◆ TASK BRIEF: Set down every entry exactly as it was written.

(Element data from apps and pages)
◇ ◇ ◇ ◇ ◇

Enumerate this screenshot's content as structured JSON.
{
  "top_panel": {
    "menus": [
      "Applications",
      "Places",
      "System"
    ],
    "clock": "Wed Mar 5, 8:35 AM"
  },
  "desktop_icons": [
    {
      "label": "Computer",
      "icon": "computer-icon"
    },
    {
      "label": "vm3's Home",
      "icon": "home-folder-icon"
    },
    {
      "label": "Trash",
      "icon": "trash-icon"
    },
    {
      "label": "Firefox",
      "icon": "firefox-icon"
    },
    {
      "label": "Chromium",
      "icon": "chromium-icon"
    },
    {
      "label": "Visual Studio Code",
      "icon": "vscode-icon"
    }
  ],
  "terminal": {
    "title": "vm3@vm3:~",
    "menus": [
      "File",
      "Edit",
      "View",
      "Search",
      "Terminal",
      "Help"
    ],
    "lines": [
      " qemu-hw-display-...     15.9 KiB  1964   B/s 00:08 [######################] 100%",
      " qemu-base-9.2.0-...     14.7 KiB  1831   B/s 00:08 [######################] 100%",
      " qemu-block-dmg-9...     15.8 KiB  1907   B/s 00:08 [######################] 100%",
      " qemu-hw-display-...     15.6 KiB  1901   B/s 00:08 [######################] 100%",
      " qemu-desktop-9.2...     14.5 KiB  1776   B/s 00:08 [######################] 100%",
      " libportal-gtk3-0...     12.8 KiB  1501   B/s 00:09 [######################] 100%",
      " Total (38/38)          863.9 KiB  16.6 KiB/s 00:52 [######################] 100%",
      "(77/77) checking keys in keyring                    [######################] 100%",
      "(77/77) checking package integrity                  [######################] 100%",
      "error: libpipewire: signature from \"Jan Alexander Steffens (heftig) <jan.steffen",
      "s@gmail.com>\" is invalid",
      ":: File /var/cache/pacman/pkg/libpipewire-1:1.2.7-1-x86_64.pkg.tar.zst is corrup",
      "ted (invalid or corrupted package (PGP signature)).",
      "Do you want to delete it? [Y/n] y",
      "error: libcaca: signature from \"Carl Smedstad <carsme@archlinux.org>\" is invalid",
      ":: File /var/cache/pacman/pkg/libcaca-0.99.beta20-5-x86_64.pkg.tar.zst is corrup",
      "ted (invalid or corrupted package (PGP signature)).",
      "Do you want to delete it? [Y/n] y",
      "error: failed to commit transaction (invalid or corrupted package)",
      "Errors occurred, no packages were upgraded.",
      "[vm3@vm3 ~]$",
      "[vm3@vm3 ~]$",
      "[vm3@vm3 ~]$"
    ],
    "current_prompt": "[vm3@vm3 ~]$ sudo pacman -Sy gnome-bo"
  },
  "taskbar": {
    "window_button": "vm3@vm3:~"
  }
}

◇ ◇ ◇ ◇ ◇

◆ FINAL ANSWER:
Enumerate this screenshot's content as structured JSON.
{
  "top_panel": {
    "menus": [
      "Applications",
      "Places",
      "System"
    ],
    "clock": "Wed Mar 5, 8:35 AM"
  },
  "desktop_icons": [
    {
      "label": "Computer",
      "icon": "computer-icon"
    },
    {
      "label": "vm3's Home",
      "icon": "home-folder-icon"
    },
    {
      "label": "Trash",
      "icon": "trash-icon"
    },
    {
      "label": "Firefox",
      "icon": "firefox-icon"
    },
    {
      "label": "Chromium",
      "icon": "chromium-icon"
    },
    {
      "label": "Visual Studio Code",
      "icon": "vscode-icon"
    }
  ],
  "terminal": {
    "title": "vm3@vm3:~",
    "menus": [
      "File",
      "Edit",
      "View",
      "Search",
      "Terminal",
      "Help"
    ],
    "lines": [
      " qemu-hw-display-...     15.9 KiB  1964   B/s 00:08 [######################] 100%",
      " qemu-base-9.2.0-...     14.7 KiB  1831   B/s 00:08 [######################] 100%",
      " qemu-block-dmg-9...     15.8 KiB  1907   B/s 00:08 [######################] 100%",
      " qemu-hw-display-...     15.6 KiB  1901   B/s 00:08 [######################] 100%",
      " qemu-desktop-9.2...     14.5 KiB  1776   B/s 00:08 [######################] 100%",
      " libportal-gtk3-0...     12.8 KiB  1501   B/s 00:09 [######################] 100%",
      " Total (38/38)          863.9 KiB  16.6 KiB/s 00:52 [######################] 100%",
      "(77/77) checking keys in keyring                    [######################] 100%",
      "(77/77) checking package integrity                  [######################] 100%",
      "error: libpipewire: signature from \"Jan Alexander Steffens (heftig) <jan.steffen",
      "s@gmail.com>\" is invalid",
      ":: File /var/cache/pacman/pkg/libpipewire-1:1.2.7-1-x86_64.pkg.tar.zst is corrup",
      "ted (invalid or corrupted package (PGP signature)).",
      "Do you want to delete it? [Y/n] y",
      "error: libcaca: signature from \"Carl Smedstad <carsme@archlinux.org>\" is invalid",
      ":: File /var/cache/pacman/pkg/libcaca-0.99.beta20-5-x86_64.pkg.tar.zst is corrup",
      "ted (invalid or corrupted package (PGP signature)).",
      "Do you want to delete it? [Y/n] y",
      "error: failed to commit transaction (invalid or corrupted package)",
      "Errors occurred, no packages were upgraded.",
      "[vm3@vm3 ~]$",
      "[vm3@vm3 ~]$",
      "[vm3@vm3 ~]$"
    ],
    "current_prompt": "[vm3@vm3 ~]$ sudo pacman -Sy gnome-bo"
  },
  "taskbar": {
    "window_button": "vm3@vm3:~"
  }
}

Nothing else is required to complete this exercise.